Just kidding, of course. The actual chip is much smaller! But it does contain 2.9 billion transistors, which is a pretty amazing figure for a relatively affordable consumer product. Intel doesn't make a CPU with that many transistors. Intel's 8-core Nehalem EX, due out next year, has only 2.3 billion.
ATI's RV870 is more modestly sized at 2.2 billion transistors, but it has more processing cores: 1,600 vs. the GF100's 512. On the other hand, Nvidia spent some of its transistor budget boosting the clock rate of the GF100 to around twice that of the RV870. Nvidia hasn't released any numbers yet, but Brookwood estimates the GF100 cores will run at about 1.5 GHz; ATI says the RV870 will be clocked at 850 MHz.
If Brookwood is right, the theoretical maximum throughput of the GF100 on single-precision floating-point operations works out to 1.536 GFLOPS, whereas ATI announced the figure of 2.72 GFLOPS for the RV870.
On double-precision data, the ranking is reversed. Nvidia would have 768 GFLOPS, and ATI, 544 GFLOPS. Nvidia may also have advantages in memory bandwidth, since its design has more memory close to the cores and six channels of GDDR5 memory rather than ATI's four, and ATI's programming model may lead to slightly lower overall efficiency.
While we wait for more data from Nvidia, not to mention real-world benchmark results, that's about as far as we can take the technical comparisons.
But even these scant data shed enough light to show some interesting contrasts between the two companies' respective chips.

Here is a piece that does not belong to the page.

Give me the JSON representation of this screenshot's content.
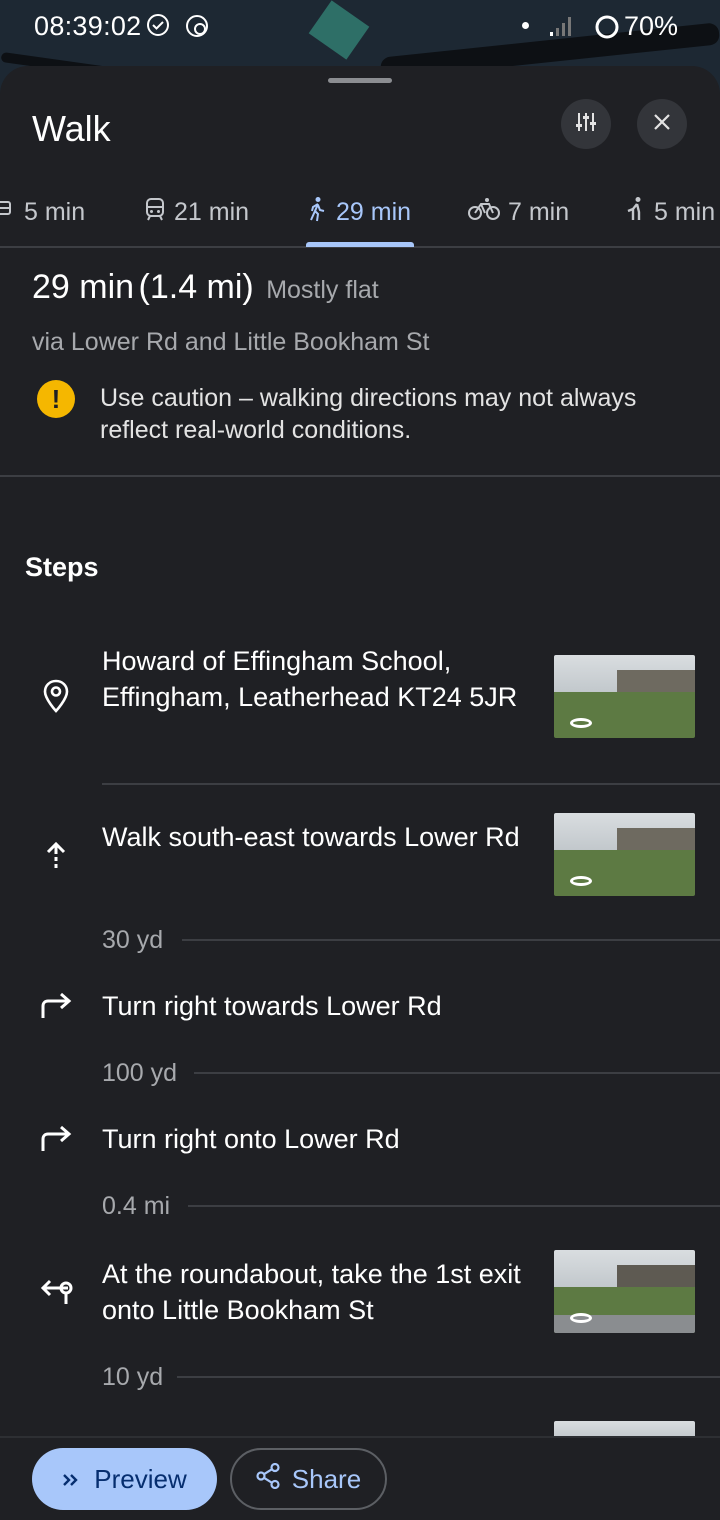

To me, it looks like ATI remains tightly focused on consumer 3D applications, primarily games. ATI's FirePro line of professional graphics cards has been growing in popularity, but it still represents small change for the company and I don't see that changing dramatically with the RV870.

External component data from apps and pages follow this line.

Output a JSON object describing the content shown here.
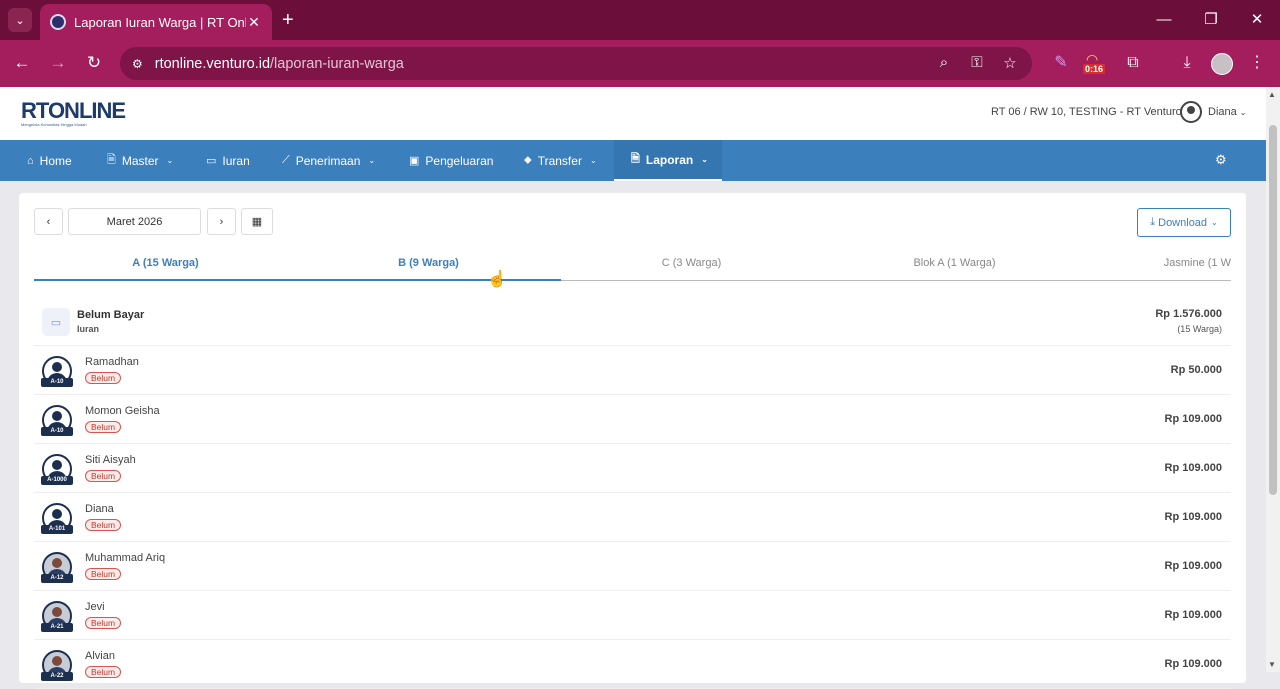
{
  "browser": {
    "tab_title": "Laporan Iuran Warga | RT Online",
    "site_info": "⚙",
    "url_domain": "rtonline.venturo.id",
    "url_path": "/laporan-iuran-warga",
    "timer": "0:16",
    "accent": "#a41d5d"
  },
  "app": {
    "logo_main": "RT",
    "logo_rest": "ONLINE",
    "logo_tagline": "Mengelola Komunitas Hingga Mudah",
    "rt_info": "RT 06 / RW 10, TESTING - RT Venturo",
    "user_name": "Diana",
    "primary_color": "#3c7fbd"
  },
  "menu": {
    "home": "Home",
    "master": "Master",
    "iuran": "Iuran",
    "penerimaan": "Penerimaan",
    "pengeluaran": "Pengeluaran",
    "transfer": "Transfer",
    "laporan": "Laporan"
  },
  "toolbar": {
    "prev": "‹",
    "month": "Maret 2026",
    "next": "›",
    "download": "Download"
  },
  "tabs": [
    {
      "label": "A (15 Warga)"
    },
    {
      "label": "B (9 Warga)"
    },
    {
      "label": "C (3 Warga)"
    },
    {
      "label": "Blok A (1 Warga)"
    },
    {
      "label": "Jasmine (1 W"
    }
  ],
  "summary": {
    "title": "Belum Bayar",
    "subtitle": "Iuran",
    "amount": "Rp 1.576.000",
    "count": "(15 Warga)"
  },
  "residents": [
    {
      "name": "Ramadhan",
      "unit": "A-10",
      "status": "Belum",
      "amount": "Rp 50.000"
    },
    {
      "name": "Momon Geisha",
      "unit": "A-10",
      "status": "Belum",
      "amount": "Rp 109.000"
    },
    {
      "name": "Siti Aisyah",
      "unit": "A-1000",
      "status": "Belum",
      "amount": "Rp 109.000"
    },
    {
      "name": "Diana",
      "unit": "A-101",
      "status": "Belum",
      "amount": "Rp 109.000"
    },
    {
      "name": "Muhammad Ariq",
      "unit": "A-12",
      "status": "Belum",
      "amount": "Rp 109.000"
    },
    {
      "name": "Jevi",
      "unit": "A-21",
      "status": "Belum",
      "amount": "Rp 109.000"
    },
    {
      "name": "Alvian",
      "unit": "A-22",
      "status": "Belum",
      "amount": "Rp 109.000"
    }
  ]
}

Nvidia also makes most of its money from gamers--more money than ATI does--but the design choices embodied in the Fermi architecture show how aggressively Nvidia is working to seize control of the nascent market for GPU-based computing.
ATI and Nvidia started out roughly equal in this market when so-called general-purpose GPU (GPGPU) computing got started. I hosted a panel at the GP2 Workshop over five years ago, and nobody had any real idea how the market would develop.

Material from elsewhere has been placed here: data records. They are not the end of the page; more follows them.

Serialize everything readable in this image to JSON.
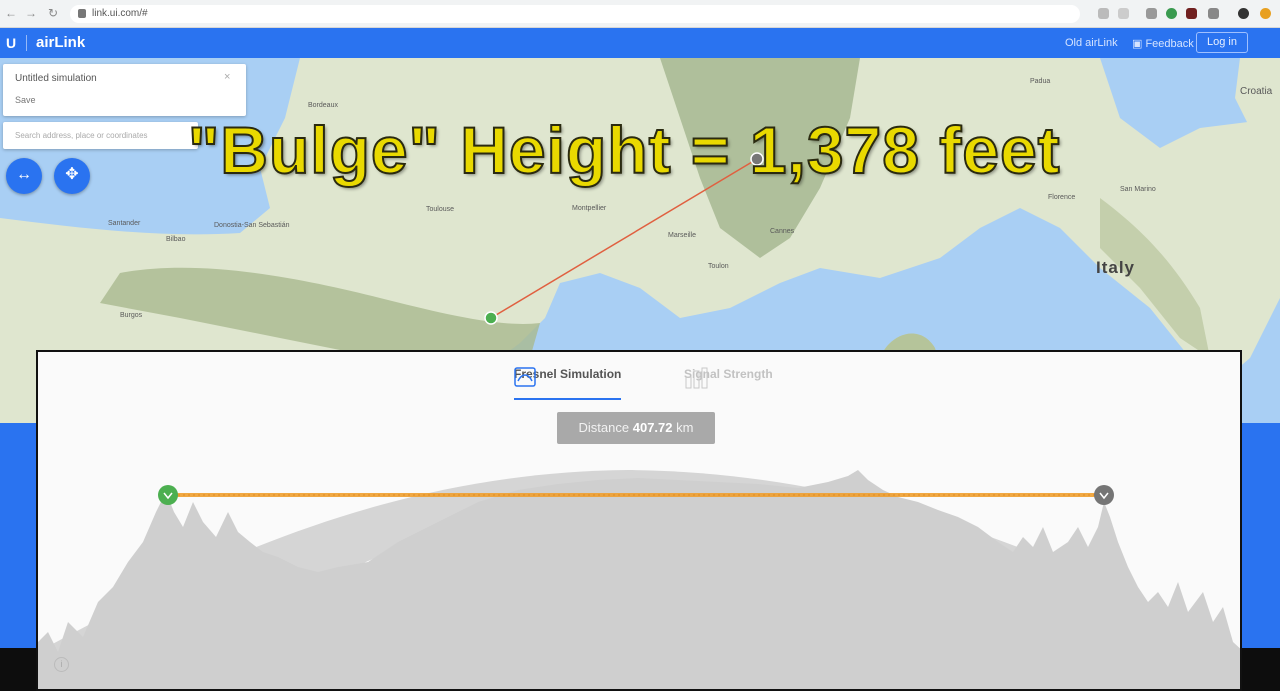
{
  "browser": {
    "url": "link.ui.com/#"
  },
  "header": {
    "logo": "U",
    "brand": "airLink",
    "old_link": "Old airLink",
    "feedback": "Feedback",
    "login": "Log in"
  },
  "simulation": {
    "title": "Untitled simulation",
    "save": "Save",
    "close": "×"
  },
  "search": {
    "placeholder": "Search address, place or coordinates"
  },
  "map": {
    "places": {
      "italy": "Italy",
      "croatia": "Croatia",
      "toulouse": "Toulouse",
      "montpellier": "Montpellier",
      "marseille": "Marseille",
      "bordeaux": "Bordeaux",
      "bilbao": "Bilbao",
      "burgos": "Burgos",
      "santander": "Santander",
      "donostia": "Donostia-San Sebastián",
      "florence": "Florence",
      "san_marino": "San Marino",
      "padua": "Padua",
      "toulon": "Toulon",
      "cannes": "Cannes"
    },
    "zoom_in": "+",
    "zoom_out": "−"
  },
  "overlay": {
    "headline": "\"Bulge\" Height = 1,378 feet"
  },
  "fresnel": {
    "tab_fresnel": "Fresnel Simulation",
    "tab_signal": "Signal Strength",
    "distance_label": "Distance",
    "distance_value": "407.72",
    "distance_unit": "km",
    "info": "i"
  },
  "colors": {
    "accent": "#2a73f0",
    "headline": "#e9d900",
    "station_a": "#4caf50",
    "station_b": "#757575",
    "beam": "#f0a030"
  }
}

Since then, Nvidia's Tesla products have become the dominant GPU computing hardware platform and Nvidia's CUDA architecture has become the dominant software platform. Even the other two major software platforms (OpenCL and Microsoft's Direct Compute) are based on CUDA in significant ways.
These developments do not bode well for ATI, or for AMD, since AMD has made Fusion--the integration of CPU and GPU computing--the central element of its long-term strategy. AMD's saving grace here is that Intel is actively resisting this kind of integration, persisting in the belief that an enhanced CPU such as Larrabee can entirely eliminate the need for GPUs.
But that's the long run. In the short run, ATI has to build demand for its graphics chips by making them better graphics chips, and the RV870 certainly does that. For one thing, a graphics chip you can actually buy is infinitely better than one you can't, and ATI has a critical schedule advantage over Nvidia.
The GF100 won't be out in time for the holiday buying season, but ATI's already shipping the RV870. As long as ATI can deliver its new chip in volume, it should do very well over the next few months. Nvidia doesn't seem concerned, pointing to its recent history of market-share leadership, but gamers can be fickle. They tend to buy what's best when they're ready to buy, rather than waiting for something potentially better to come along.
Nvidia may be betting on GPU computing for future growth, but like ATI, it needs sales today to support product development tomorrow. I'm looking for better models of Nvidia's current GT200 line of graphics chips to maintain market share through the end of the year, and for the GF100 to reach customers as soon as possible thereafter.